### Saved entries
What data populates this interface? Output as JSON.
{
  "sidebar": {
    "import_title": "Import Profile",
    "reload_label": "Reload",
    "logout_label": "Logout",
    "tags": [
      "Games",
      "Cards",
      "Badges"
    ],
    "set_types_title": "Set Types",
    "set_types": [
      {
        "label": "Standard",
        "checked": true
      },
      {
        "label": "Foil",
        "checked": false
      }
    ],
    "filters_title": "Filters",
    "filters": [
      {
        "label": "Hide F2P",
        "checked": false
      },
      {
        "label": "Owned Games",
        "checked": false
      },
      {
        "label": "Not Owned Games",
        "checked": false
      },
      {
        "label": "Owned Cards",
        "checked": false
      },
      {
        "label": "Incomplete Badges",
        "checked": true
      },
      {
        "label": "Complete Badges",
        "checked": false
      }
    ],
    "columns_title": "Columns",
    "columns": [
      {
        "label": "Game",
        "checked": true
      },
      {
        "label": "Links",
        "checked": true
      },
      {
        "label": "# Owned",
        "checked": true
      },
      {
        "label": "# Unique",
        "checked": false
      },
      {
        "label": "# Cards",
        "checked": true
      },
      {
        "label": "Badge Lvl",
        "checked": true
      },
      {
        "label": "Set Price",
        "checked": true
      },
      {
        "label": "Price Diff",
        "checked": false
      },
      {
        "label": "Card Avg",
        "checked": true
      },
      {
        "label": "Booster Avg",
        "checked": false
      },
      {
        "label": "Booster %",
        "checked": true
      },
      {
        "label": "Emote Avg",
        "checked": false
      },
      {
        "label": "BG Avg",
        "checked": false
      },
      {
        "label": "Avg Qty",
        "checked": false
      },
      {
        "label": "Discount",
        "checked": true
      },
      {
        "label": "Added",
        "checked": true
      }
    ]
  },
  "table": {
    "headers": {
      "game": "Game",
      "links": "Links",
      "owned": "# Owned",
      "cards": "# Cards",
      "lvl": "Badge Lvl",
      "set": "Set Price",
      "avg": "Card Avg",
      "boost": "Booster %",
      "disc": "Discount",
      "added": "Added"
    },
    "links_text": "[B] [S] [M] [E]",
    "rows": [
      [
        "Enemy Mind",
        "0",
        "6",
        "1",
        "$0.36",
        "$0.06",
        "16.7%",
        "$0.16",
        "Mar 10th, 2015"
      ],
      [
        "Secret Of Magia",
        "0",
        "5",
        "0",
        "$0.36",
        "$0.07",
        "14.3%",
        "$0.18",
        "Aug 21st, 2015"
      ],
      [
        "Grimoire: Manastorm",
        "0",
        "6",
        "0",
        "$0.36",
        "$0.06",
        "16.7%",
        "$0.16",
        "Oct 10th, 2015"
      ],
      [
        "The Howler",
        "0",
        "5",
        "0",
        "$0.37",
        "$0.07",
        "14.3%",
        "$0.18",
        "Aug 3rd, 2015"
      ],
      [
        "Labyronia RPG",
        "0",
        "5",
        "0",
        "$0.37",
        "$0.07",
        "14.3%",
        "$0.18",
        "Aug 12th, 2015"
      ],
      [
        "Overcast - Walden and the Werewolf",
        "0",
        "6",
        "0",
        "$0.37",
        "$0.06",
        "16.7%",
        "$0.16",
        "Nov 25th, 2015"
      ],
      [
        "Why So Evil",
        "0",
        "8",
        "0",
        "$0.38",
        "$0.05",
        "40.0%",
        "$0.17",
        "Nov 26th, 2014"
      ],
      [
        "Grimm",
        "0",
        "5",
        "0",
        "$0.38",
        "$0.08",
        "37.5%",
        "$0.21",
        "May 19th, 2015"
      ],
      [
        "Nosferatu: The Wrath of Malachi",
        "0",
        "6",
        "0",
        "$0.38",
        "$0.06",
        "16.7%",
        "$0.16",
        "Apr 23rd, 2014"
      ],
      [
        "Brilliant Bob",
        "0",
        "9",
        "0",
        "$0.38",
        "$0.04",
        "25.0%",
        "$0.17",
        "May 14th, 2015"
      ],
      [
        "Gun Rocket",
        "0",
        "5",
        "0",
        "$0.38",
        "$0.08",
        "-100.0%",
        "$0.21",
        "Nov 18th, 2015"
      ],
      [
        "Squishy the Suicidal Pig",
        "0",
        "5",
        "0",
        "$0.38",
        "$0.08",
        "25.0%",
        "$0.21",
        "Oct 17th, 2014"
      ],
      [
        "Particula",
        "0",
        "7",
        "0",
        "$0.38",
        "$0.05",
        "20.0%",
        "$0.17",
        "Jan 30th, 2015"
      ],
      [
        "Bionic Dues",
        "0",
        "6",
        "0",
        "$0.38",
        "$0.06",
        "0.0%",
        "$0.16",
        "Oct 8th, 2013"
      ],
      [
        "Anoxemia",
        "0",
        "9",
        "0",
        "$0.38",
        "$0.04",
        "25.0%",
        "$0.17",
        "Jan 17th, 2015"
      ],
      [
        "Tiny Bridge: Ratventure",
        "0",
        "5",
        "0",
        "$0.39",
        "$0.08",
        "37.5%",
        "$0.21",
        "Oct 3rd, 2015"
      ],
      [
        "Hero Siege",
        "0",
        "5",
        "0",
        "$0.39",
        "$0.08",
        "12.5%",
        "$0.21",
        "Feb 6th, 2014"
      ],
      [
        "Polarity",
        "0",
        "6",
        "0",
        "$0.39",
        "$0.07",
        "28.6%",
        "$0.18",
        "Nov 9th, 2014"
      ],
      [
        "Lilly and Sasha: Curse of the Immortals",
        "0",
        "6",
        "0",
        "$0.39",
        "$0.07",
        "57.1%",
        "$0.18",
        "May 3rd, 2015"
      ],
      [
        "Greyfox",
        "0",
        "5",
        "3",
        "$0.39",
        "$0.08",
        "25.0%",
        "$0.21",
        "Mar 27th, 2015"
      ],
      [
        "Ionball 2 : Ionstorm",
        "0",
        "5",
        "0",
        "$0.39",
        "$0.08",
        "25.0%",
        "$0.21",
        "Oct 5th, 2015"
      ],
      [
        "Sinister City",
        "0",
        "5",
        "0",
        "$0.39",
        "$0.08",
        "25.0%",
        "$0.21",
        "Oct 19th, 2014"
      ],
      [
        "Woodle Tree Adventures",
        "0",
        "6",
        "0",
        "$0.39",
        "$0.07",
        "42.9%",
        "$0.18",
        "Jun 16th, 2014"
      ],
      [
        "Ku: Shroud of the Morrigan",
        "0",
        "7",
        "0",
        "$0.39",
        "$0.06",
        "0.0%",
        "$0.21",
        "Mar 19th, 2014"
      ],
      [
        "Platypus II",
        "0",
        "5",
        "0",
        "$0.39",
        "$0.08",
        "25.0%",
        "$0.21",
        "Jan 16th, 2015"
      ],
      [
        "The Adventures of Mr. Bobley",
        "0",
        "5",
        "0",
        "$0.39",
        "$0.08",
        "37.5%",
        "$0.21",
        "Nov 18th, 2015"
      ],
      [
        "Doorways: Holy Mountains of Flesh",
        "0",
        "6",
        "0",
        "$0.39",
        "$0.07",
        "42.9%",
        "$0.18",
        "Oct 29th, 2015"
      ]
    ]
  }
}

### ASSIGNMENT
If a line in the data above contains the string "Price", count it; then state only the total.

### EXERCISE SOLUTION
3